* _What you should do_
With the records in front of you, set every one of them down exactly.

(Element data from apps and pages)
== Segment start ==

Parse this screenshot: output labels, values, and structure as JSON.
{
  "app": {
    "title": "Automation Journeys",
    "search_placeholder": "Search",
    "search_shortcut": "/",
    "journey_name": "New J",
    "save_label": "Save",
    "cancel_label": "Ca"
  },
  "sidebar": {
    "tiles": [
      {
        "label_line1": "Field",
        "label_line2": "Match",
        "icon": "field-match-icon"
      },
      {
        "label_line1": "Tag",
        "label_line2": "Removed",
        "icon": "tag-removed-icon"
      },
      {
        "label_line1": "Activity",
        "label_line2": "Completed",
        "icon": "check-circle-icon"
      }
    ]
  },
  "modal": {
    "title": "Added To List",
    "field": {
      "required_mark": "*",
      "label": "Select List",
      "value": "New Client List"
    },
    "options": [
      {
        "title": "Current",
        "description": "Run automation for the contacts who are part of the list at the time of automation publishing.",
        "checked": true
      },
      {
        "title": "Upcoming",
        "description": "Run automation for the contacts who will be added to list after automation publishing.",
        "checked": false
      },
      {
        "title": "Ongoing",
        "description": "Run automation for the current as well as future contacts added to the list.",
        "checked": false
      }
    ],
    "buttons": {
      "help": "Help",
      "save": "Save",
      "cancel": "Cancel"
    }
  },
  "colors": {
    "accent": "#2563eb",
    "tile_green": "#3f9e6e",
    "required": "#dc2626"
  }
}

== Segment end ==

* _Result of the exercise_
Parse this screenshot: output labels, values, and structure as JSON.
{
  "app": {
    "title": "Automation Journeys",
    "search_placeholder": "Search",
    "search_shortcut": "/",
    "journey_name": "New J",
    "save_label": "Save",
    "cancel_label": "Ca"
  },
  "sidebar": {
    "tiles": [
      {
        "label_line1": "Field",
        "label_line2": "Match",
        "icon": "field-match-icon"
      },
      {
        "label_line1": "Tag",
        "label_line2": "Removed",
        "icon": "tag-removed-icon"
      },
      {
        "label_line1": "Activity",
        "label_line2": "Completed",
        "icon": "check-circle-icon"
      }
    ]
  },
  "modal": {
    "title": "Added To List",
    "field": {
      "required_mark": "*",
      "label": "Select List",
      "value": "New Client List"
    },
    "options": [
      {
        "title": "Current",
        "description": "Run automation for the contacts who are part of the list at the time of automation publishing.",
        "checked": true
      },
      {
        "title": "Upcoming",
        "description": "Run automation for the contacts who will be added to list after automation publishing.",
        "checked": false
      },
      {
        "title": "Ongoing",
        "description": "Run automation for the current as well as future contacts added to the list.",
        "checked": false
      }
    ],
    "buttons": {
      "help": "Help",
      "save": "Save",
      "cancel": "Cancel"
    }
  },
  "colors": {
    "accent": "#2563eb",
    "tile_green": "#3f9e6e",
    "required": "#dc2626"
  }
}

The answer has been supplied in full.